Karamanlis claimed victory early today, saying the nation had handed him a "clear mandate to continue with the reforms the country needs." And PASOK leader George Papandreou conceded defeat, saying his party had "fought a battle and lost it."

The two factions have taken turns ruling Greece for decades.

Many voters spurned the traditional leaders and voted for parties that ranged from the hard-line left to extreme right, according to the exit polls. The two major parties together took 86% of the vote in 2004.

"I voted for KKE [the Communist Party], not because I believe in communism but because I'm tired of the two large parties," said Anastasios Papailias, a 46-year-old tour operator, outside a polling station south of Athens. "It's better to have a stronger presence of the smaller parties in parliament so New Democracy and PASOK can't do whatever they want."

Voters were outraged at the government's seemingly clumsy handling of the recent wildfires that killed at least 65 people and destroyed thousands of acres of prime farm and forest land. And the blame did not stop there; voters accused successive governments of neglecting the environment and turning Greece into the tinderbox that made it so vulnerable to the fires' destructive rampage.

Financial scandals and a host of pocketbook issues also played an important role in Sunday's vote. Although unemployment is down and the economy is growing at a respectable pace, 20% of the country still lives below the poverty line, making Greece one of the poorest members of the European Union.

Karamanlis, prime minister since 2004, called elections six months early and is now on the verge of another four-year term. He said before Sunday's election that his government was determined to pursue difficult economic changes, such as overhauling the pension system. He also pledged to help rebuild areas ruined in the fires.

"Our country lived through an unprecedented natural catastrophe . . . and yet from this trial we have emerged armed with greater determination," he told supporters. "The state will do whatever is needed, for as long as it is needed, to completely heal all the wounds."

With election returns coming in late Sunday and early today, it remained unclear by what margin New Democracy would win. Securing a clear majority in the 300-seat Parliament is crucial to its ability to govern and carry out its promised program.

If preliminary projections hold, it would appear that the Socialists were unable to capitalize sufficiently on dissatisfaction with the government. PASOK's performance calls into question Papandreou's future as party leader.

Both he and Karamanlis are scions of family dynasties that have dominated Greek politics for most of the last half-century.

To the extent that voters went with smaller parties, they were rebelling against the status quo that the two dynasties represent.

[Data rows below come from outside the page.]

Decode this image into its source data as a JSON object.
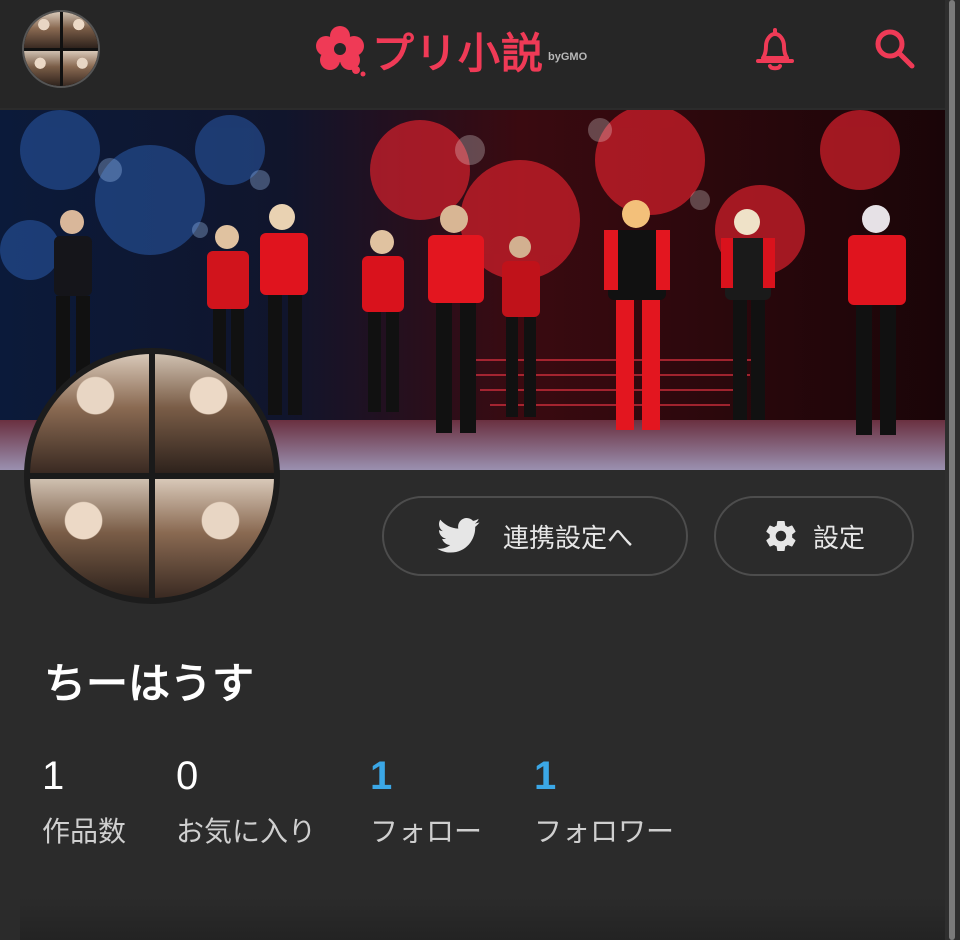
{
  "app": {
    "logo_text": "プリ小説",
    "logo_by": "byGMO",
    "brand_color": "#ef3a56",
    "accent_color": "#3ba7e6"
  },
  "header": {
    "icons": [
      "avatar",
      "bell-icon",
      "search-icon"
    ]
  },
  "profile": {
    "username": "ちーはうす",
    "buttons": {
      "link_label": "連携設定へ",
      "link_icon": "twitter-icon",
      "settings_label": "設定",
      "settings_icon": "gear-icon"
    },
    "stats": [
      {
        "value": "1",
        "label": "作品数"
      },
      {
        "value": "0",
        "label": "お気に入り"
      },
      {
        "value": "1",
        "label": "フォロー"
      },
      {
        "value": "1",
        "label": "フォロワー"
      }
    ]
  }
}
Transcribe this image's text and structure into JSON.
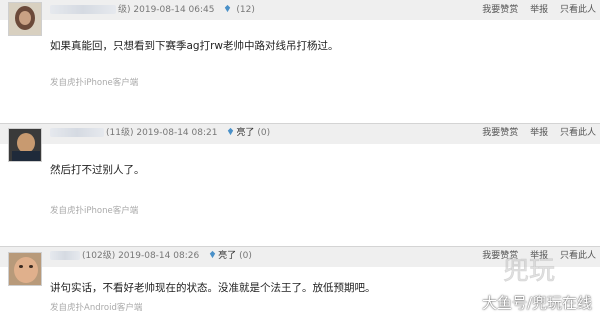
{
  "posts": [
    {
      "level": "级)",
      "time": "2019-08-14 06:45",
      "light_label": "",
      "light_count": "(12)",
      "actions": [
        "我要赞赏",
        "举报",
        "只看此人"
      ],
      "content": "如果真能回，只想看到下赛季ag打rw老帅中路对线吊打杨过。",
      "source": "发自虎扑iPhone客户端"
    },
    {
      "level": "(11级)",
      "time": "2019-08-14 08:21",
      "light_label": "亮了",
      "light_count": "(0)",
      "actions": [
        "我要赞赏",
        "举报",
        "只看此人"
      ],
      "content": "然后打不过别人了。",
      "source": "发自虎扑iPhone客户端"
    },
    {
      "level": "(102级)",
      "time": "2019-08-14 08:26",
      "light_label": "亮了",
      "light_count": "(0)",
      "actions": [
        "我要赞赏",
        "举报",
        "只看此人"
      ],
      "content": "讲句实话，不看好老帅现在的状态。没准就是个法王了。放低预期吧。",
      "source": "发自虎扑Android客户端"
    }
  ],
  "watermark": "大鱼号/兜玩在线",
  "watermark_logo_text": "兜玩",
  "colors": {
    "header_bg": "#efefef",
    "light_icon": "#4a90c8"
  },
  "icons": {
    "light": "lightbulb-icon"
  }
}
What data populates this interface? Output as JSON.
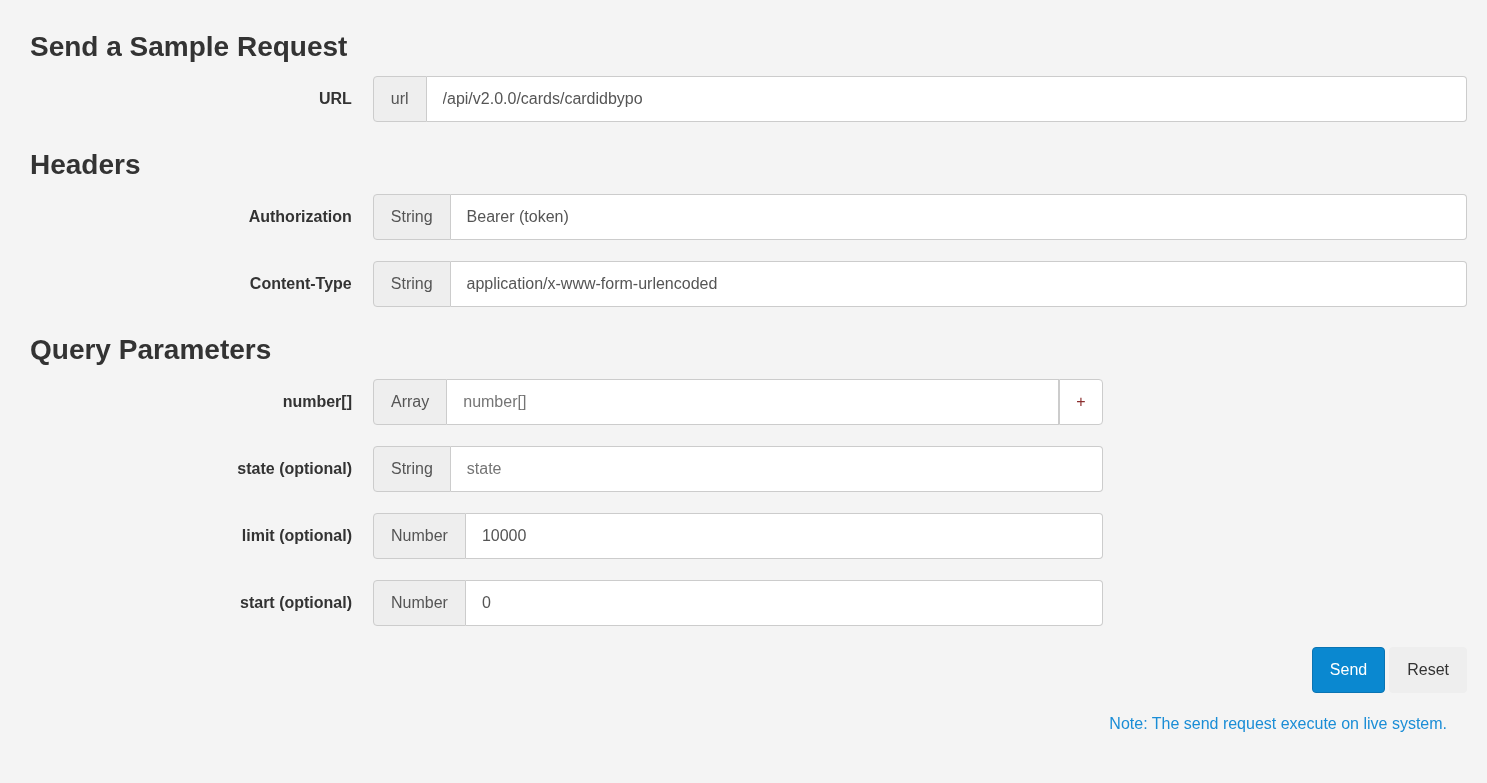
{
  "sections": [
    {
      "title": "Send a Sample Request",
      "kind": "wide",
      "fields": [
        {
          "label": "URL",
          "addon": "url",
          "value": "/api/v2.0.0/cards/cardidbypo"
        }
      ]
    },
    {
      "title": "Headers",
      "kind": "wide",
      "fields": [
        {
          "label": "Authorization",
          "addon": "String",
          "value": "Bearer (token)"
        },
        {
          "label": "Content-Type",
          "addon": "String",
          "value": "application/x-www-form-urlencoded"
        }
      ]
    },
    {
      "title": "Query Parameters",
      "kind": "narrow",
      "fields": [
        {
          "label": "number[]",
          "addon": "Array",
          "placeholder": "number[]",
          "add_button": "+"
        },
        {
          "label": "state (optional)",
          "addon": "String",
          "placeholder": "state"
        },
        {
          "label": "limit (optional)",
          "addon": "Number",
          "value": "10000"
        },
        {
          "label": "start (optional)",
          "addon": "Number",
          "value": "0"
        }
      ]
    }
  ],
  "buttons": [
    {
      "label": "Send",
      "kind": "primary"
    },
    {
      "label": "Reset",
      "kind": "default"
    }
  ],
  "note": "Note: The send request execute on live system."
}
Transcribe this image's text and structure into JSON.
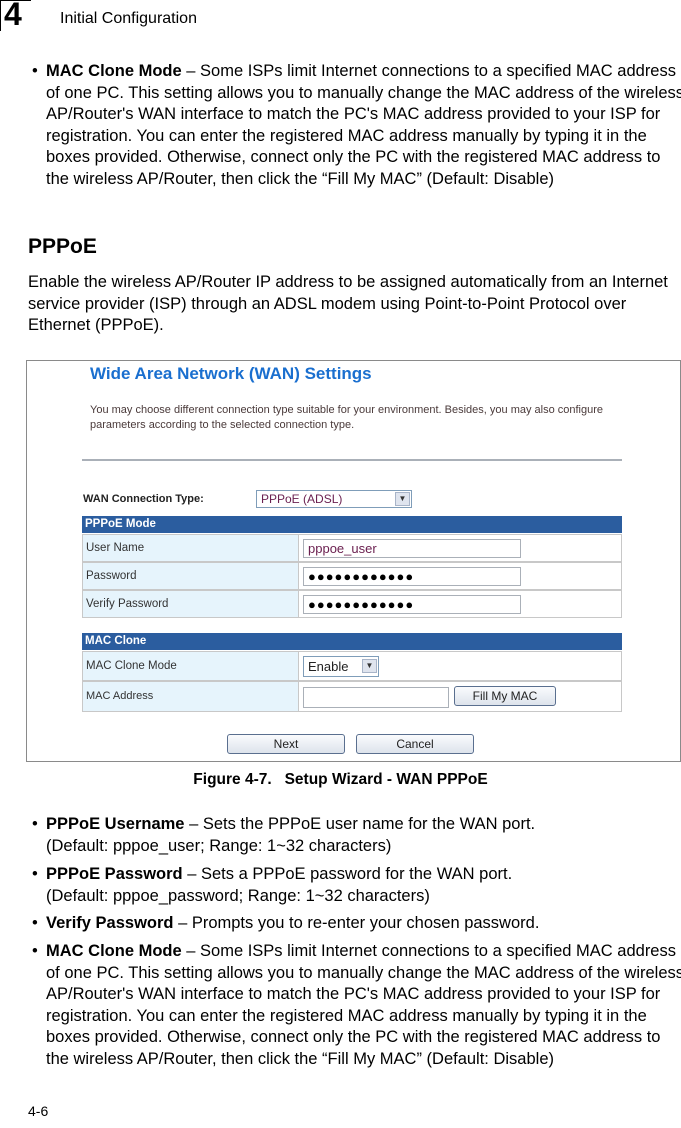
{
  "header": {
    "chapter_number": "4",
    "chapter_title": "Initial Configuration"
  },
  "top_bullet": {
    "term": "MAC Clone Mode",
    "text": " – Some ISPs limit Internet connections to a specified MAC address of one PC. This setting allows you to manually change the MAC address of the wireless AP/Router's WAN interface to match the PC's MAC address provided to your ISP for registration. You can enter the registered MAC address manually by typing it in the boxes provided. Otherwise, connect only the PC with the registered MAC address to the wireless AP/Router, then click the “Fill My MAC” (Default: Disable)"
  },
  "section": {
    "heading": "PPPoE",
    "paragraph": "Enable the wireless AP/Router IP address to be assigned automatically from an Internet service provider (ISP) through an ADSL modem using Point-to-Point Protocol over Ethernet (PPPoE)."
  },
  "screenshot": {
    "title": "Wide Area Network (WAN) Settings",
    "description": "You may choose different connection type suitable for your environment. Besides, you may also configure parameters according to the selected connection type.",
    "wan_type_label": "WAN Connection Type:",
    "wan_type_value": "PPPoE (ADSL)",
    "pppoe_section": "PPPoE Mode",
    "user_name_label": "User Name",
    "user_name_value": "pppoe_user",
    "password_label": "Password",
    "password_value": "●●●●●●●●●●●●",
    "verify_label": "Verify Password",
    "verify_value": "●●●●●●●●●●●●",
    "mac_section": "MAC Clone",
    "mac_mode_label": "MAC Clone Mode",
    "mac_mode_value": "Enable",
    "mac_address_label": "MAC Address",
    "mac_address_value": "",
    "fill_mac_button": "Fill My MAC",
    "next_button": "Next",
    "cancel_button": "Cancel",
    "colors": {
      "title": "#1a6fcf",
      "section_header": "#2b5d9f",
      "label_cell": "#e6f4fc"
    }
  },
  "caption": "Figure 4-7.   Setup Wizard - WAN PPPoE",
  "bullets": [
    {
      "term": "PPPoE Username",
      "text": " – Sets the PPPoE user name for the WAN port.",
      "line2": "(Default: pppoe_user; Range: 1~32 characters)"
    },
    {
      "term": "PPPoE Password",
      "text": " – Sets a PPPoE password for the WAN port.",
      "line2": "(Default: pppoe_password; Range: 1~32 characters)"
    },
    {
      "term": "Verify Password",
      "text": " – Prompts you to re-enter your chosen password.",
      "line2": ""
    },
    {
      "term": "MAC Clone Mode",
      "text": " – Some ISPs limit Internet connections to a specified MAC address of one PC. This setting allows you to manually change the MAC address of the wireless AP/Router's WAN interface to match the PC's MAC address provided to your ISP for registration. You can enter the registered MAC address manually by typing it in the boxes provided. Otherwise, connect only the PC with the registered MAC address to the wireless AP/Router, then click the “Fill My MAC” (Default: Disable)",
      "line2": ""
    }
  ],
  "footer": {
    "page_number": "4-6"
  }
}
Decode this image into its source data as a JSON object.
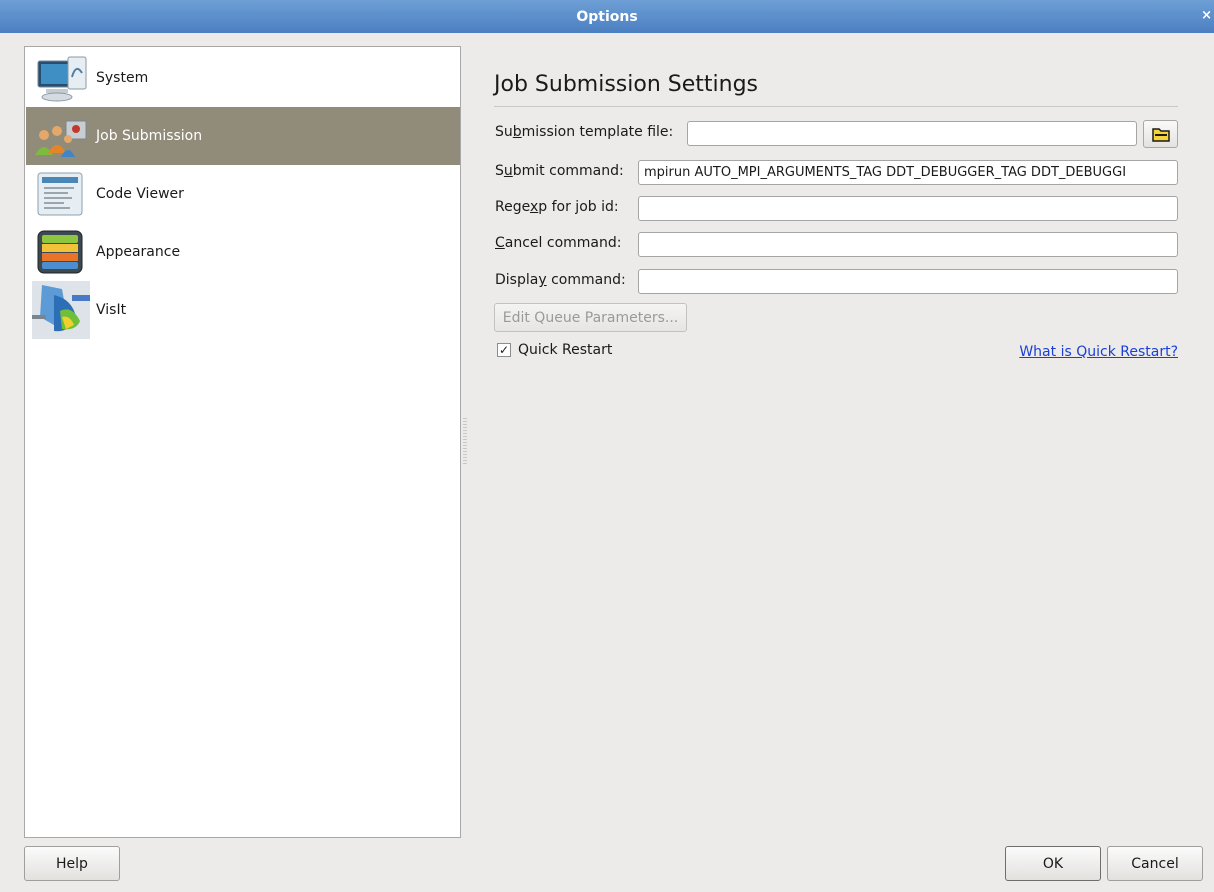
{
  "window": {
    "title": "Options",
    "close_glyph": "×"
  },
  "sidebar": {
    "items": [
      {
        "label": "System",
        "icon": "monitor-icon"
      },
      {
        "label": "Job Submission",
        "icon": "users-icon",
        "selected": true
      },
      {
        "label": "Code Viewer",
        "icon": "document-icon"
      },
      {
        "label": "Appearance",
        "icon": "color-layers-icon"
      },
      {
        "label": "VisIt",
        "icon": "visualization-icon"
      }
    ]
  },
  "panel": {
    "title": "Job Submission Settings",
    "fields": {
      "template_file": {
        "pre": "Su",
        "key": "b",
        "post": "mission template file:",
        "value": ""
      },
      "submit_command": {
        "pre": "S",
        "key": "u",
        "post": "bmit command:",
        "value": "mpirun AUTO_MPI_ARGUMENTS_TAG DDT_DEBUGGER_TAG DDT_DEBUGGI"
      },
      "regexp": {
        "pre": "Rege",
        "key": "x",
        "post": "p for job id:",
        "value": ""
      },
      "cancel_command": {
        "pre": "",
        "key": "C",
        "post": "ancel command:",
        "value": ""
      },
      "display_command": {
        "pre": "Displa",
        "key": "y",
        "post": " command:",
        "value": ""
      }
    },
    "edit_queue_label": "Edit Queue Parameters...",
    "quick_restart_label": "Quick Restart",
    "quick_restart_checked": "✓",
    "quick_restart_link": "What is Quick Restart?"
  },
  "footer": {
    "help_label": "Help",
    "ok_label": "OK",
    "cancel_label": "Cancel"
  },
  "colors": {
    "titlebar": "#4a7fc1",
    "selection": "#918b79",
    "link": "#1a3fd6"
  }
}
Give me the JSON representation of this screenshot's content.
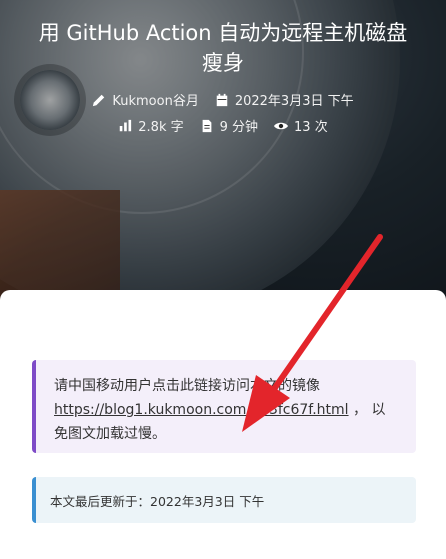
{
  "post": {
    "title": "用 GitHub Action 自动为远程主机磁盘瘦身",
    "author": "Kukmoon谷月",
    "date": "2022年3月3日 下午",
    "word_count": "2.8k 字",
    "read_time": "9 分钟",
    "views": "13 次"
  },
  "notice": {
    "text_before": "请中国移动用户点击此链接访问本文的镜像",
    "link": "https://blog1.kukmoon.com/843fc67f.html",
    "text_after": "， 以免图文加载过慢。"
  },
  "updated": {
    "label": "本文最后更新于：",
    "value": "2022年3月3日 下午"
  },
  "icons": [
    "pencil-icon",
    "calendar-icon",
    "chart-icon",
    "document-icon",
    "eye-icon"
  ],
  "colors": {
    "notice_accent": "#7e4bc7",
    "updated_accent": "#3a8fd1",
    "arrow": "#e3252b"
  }
}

"I didn't want to vote for either of the two large parties; they're out of touch," said first-time voter Constantinos Danos, 19. He said he cast his ballot for the Green Party as "a new and different alternative to the big parties. And they have fresher ideas. I also feel that they are closer to Greece's youth."

Athina Papadopoulou, 45, a lawyer, cast a protest vote for a far-left party because none of the other factions held any appeal for her.

"This election was a real dilemma," Papadopoulou said. "I didn't want to give my vote to either of the two large parties, as they are both as bad as one another, always saying the same things."

Georgia Vlaxou, 34, who organizes conferences for a living, said she voted for New Democracy, as she always has, but reluctantly.

"There is no real alternative," she said. "In Greece, we need something new, perhaps a new party with younger politicians and new ideas."

A likely benefactor of the desertion from the main parties is a far-right, populist faction known as LAOS, its acronym in Greek. Early results indicate that it will probably meet the 3% vote threshold needed to enter Parliament for the first time.

The party is seen by many as xenophobic: It advocates closer ties to the Greek Orthodox Church, a quota on immigration and the deportation of many immigrants already in the country.

Car salesman Vangelis Kalogeropoulos, 34, abandoned New Democracy for LAOS because the two main parties "promise everything and deliver nothing."

Kalogeropoulos said he didn't support LAOS, but he wanted "another voice in Parliament that can act as a brake on New Democracy and PASOK."

Los Angeles Times Articles